• _TASK GOAL_: Whenever a line below holds the word "this", count it once; report the total and nothing else.

[Collected data entries]

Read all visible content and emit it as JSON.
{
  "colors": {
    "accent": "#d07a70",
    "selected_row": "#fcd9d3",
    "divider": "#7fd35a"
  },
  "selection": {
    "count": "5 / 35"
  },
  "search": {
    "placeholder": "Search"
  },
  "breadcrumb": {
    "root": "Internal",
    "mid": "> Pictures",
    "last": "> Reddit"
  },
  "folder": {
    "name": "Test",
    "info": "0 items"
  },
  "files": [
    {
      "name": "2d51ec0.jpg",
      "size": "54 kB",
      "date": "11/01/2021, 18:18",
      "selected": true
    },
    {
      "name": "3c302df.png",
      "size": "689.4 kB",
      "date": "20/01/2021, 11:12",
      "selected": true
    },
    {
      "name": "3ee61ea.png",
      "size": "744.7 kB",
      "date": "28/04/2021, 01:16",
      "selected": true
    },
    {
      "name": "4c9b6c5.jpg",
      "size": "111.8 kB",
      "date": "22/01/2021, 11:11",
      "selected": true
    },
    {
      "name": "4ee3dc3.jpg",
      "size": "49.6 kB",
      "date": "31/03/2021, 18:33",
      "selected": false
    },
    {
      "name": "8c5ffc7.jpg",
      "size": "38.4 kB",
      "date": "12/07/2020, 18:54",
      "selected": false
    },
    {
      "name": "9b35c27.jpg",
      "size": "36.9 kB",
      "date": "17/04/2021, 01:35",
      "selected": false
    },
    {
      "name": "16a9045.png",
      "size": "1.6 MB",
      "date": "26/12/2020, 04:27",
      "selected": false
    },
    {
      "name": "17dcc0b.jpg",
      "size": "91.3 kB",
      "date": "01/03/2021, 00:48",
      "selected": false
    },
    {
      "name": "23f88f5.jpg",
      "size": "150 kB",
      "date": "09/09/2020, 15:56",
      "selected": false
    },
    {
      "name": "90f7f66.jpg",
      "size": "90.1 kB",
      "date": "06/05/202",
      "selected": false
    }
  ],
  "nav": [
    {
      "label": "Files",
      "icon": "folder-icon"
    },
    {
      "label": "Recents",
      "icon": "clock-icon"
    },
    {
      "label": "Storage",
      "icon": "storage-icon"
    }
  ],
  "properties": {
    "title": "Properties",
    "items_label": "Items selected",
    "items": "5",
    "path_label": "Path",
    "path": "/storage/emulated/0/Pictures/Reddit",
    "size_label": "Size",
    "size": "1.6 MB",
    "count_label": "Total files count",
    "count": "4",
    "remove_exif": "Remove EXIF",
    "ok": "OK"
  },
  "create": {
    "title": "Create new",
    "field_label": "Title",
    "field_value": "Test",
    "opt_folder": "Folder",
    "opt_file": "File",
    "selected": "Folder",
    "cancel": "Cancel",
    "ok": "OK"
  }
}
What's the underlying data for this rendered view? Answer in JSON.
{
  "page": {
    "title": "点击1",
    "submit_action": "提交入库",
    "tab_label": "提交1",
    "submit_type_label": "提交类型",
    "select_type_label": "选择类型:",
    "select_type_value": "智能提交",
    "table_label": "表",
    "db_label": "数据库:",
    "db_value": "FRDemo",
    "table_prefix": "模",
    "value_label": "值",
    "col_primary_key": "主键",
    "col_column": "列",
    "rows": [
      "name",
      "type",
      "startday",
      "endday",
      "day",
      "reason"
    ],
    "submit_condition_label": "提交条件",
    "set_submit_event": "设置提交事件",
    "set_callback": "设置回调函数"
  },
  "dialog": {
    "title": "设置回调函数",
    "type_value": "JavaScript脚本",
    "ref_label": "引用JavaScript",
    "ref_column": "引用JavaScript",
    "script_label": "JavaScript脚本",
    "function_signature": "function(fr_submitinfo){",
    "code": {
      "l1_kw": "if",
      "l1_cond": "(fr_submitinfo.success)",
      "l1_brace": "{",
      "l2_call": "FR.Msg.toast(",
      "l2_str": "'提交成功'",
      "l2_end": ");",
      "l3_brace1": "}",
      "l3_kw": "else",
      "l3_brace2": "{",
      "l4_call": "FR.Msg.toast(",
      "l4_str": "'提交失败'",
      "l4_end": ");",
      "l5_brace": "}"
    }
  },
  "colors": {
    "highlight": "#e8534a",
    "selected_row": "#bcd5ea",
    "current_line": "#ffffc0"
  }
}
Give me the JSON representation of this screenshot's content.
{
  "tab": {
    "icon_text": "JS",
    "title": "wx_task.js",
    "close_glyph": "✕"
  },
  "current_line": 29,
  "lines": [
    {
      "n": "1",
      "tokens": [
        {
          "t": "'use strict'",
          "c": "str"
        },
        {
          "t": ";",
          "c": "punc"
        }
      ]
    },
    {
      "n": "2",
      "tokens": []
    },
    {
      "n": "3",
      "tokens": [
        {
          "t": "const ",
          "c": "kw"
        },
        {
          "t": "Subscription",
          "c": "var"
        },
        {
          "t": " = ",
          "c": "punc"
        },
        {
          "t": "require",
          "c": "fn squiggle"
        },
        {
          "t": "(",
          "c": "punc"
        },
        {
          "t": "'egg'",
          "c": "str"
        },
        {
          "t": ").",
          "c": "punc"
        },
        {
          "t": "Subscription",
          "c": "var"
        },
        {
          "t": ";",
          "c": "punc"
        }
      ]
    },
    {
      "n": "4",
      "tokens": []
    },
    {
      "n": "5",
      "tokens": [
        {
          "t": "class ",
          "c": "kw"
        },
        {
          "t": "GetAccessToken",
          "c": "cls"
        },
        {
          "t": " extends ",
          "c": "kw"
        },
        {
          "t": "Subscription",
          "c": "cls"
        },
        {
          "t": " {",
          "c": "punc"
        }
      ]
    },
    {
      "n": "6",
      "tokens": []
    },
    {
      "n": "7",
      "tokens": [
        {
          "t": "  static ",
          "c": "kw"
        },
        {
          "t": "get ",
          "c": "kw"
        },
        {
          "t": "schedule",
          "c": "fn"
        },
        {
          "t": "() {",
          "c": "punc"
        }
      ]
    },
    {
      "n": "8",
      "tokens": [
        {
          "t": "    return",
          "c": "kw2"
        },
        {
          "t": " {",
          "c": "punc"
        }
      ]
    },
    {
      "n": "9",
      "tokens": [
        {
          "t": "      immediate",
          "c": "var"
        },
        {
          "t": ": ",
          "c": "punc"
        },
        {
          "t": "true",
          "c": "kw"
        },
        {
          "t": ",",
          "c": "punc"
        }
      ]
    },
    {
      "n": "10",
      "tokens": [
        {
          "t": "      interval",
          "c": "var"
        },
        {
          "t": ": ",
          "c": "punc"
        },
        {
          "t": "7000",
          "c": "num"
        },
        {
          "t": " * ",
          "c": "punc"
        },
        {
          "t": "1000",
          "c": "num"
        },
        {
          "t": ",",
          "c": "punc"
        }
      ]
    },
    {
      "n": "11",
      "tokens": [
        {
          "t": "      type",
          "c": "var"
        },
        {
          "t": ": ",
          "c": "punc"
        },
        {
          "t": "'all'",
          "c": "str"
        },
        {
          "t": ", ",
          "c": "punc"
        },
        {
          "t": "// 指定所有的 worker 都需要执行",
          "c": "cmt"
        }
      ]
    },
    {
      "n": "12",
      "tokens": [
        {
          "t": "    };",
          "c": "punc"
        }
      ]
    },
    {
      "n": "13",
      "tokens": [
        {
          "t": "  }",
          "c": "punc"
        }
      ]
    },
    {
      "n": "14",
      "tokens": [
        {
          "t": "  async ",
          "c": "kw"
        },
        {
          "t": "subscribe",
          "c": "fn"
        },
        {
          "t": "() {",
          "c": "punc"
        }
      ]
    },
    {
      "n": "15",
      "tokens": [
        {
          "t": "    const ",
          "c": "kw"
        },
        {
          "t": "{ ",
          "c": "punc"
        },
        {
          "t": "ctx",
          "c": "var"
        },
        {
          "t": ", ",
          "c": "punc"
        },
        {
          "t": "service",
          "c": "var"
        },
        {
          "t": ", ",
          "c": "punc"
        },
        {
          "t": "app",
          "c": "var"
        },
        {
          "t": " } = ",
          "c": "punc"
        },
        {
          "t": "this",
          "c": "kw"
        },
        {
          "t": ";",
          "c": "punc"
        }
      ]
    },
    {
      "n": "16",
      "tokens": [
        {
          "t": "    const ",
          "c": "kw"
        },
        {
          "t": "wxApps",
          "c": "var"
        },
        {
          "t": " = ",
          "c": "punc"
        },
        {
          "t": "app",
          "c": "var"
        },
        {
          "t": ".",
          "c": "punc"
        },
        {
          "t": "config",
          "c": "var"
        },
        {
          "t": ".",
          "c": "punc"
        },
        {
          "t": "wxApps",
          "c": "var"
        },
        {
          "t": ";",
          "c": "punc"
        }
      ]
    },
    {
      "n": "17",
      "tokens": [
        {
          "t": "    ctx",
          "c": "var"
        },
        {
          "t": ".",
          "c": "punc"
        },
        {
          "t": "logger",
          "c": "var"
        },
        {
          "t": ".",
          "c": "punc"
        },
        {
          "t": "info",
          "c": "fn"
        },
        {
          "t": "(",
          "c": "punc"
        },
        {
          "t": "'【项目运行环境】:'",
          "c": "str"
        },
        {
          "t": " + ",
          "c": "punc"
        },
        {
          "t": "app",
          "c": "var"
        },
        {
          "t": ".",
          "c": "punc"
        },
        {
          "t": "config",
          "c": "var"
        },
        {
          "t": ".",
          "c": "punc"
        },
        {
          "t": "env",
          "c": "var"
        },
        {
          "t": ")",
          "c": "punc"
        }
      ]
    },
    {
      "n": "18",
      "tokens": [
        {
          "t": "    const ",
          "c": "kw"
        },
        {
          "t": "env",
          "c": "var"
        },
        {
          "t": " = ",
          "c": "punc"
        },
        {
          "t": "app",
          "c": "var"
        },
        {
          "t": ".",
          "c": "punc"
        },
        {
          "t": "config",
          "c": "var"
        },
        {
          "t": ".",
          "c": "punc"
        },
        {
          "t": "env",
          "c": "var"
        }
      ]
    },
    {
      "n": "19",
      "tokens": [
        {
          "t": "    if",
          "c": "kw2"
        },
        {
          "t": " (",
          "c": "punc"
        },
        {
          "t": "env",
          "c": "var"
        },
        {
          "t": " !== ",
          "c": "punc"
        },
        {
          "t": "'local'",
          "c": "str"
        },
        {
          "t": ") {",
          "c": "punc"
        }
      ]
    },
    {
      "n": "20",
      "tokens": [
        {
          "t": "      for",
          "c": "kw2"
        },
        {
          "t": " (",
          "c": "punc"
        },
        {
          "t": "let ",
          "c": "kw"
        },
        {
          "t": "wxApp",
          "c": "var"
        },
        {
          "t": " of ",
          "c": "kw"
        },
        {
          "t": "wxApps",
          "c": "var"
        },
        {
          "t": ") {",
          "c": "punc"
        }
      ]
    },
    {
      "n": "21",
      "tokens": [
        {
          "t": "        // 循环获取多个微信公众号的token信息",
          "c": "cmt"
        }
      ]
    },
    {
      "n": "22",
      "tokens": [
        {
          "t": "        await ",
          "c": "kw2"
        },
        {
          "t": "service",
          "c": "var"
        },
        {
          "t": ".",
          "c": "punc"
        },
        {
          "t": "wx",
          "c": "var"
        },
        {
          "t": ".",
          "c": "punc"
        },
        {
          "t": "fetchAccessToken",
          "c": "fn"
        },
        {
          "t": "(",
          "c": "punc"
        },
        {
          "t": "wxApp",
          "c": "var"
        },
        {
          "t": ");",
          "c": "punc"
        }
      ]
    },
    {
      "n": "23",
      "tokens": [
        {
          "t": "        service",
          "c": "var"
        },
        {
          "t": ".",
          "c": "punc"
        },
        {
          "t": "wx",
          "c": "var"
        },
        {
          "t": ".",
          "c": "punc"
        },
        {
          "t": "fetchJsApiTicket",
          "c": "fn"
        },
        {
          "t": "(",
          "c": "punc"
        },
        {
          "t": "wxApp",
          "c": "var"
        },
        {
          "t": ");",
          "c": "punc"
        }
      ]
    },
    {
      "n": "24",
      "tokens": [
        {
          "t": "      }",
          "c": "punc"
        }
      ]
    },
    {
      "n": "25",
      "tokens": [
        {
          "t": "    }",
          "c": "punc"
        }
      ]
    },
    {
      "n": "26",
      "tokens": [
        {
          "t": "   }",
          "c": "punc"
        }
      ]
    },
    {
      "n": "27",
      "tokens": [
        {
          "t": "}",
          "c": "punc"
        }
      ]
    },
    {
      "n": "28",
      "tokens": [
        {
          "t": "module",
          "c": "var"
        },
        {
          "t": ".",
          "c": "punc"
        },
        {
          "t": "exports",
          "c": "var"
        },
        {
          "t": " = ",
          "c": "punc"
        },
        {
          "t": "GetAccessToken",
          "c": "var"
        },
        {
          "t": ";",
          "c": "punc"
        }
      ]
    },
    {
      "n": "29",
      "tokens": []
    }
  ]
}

• _TASK ANSWER_: 3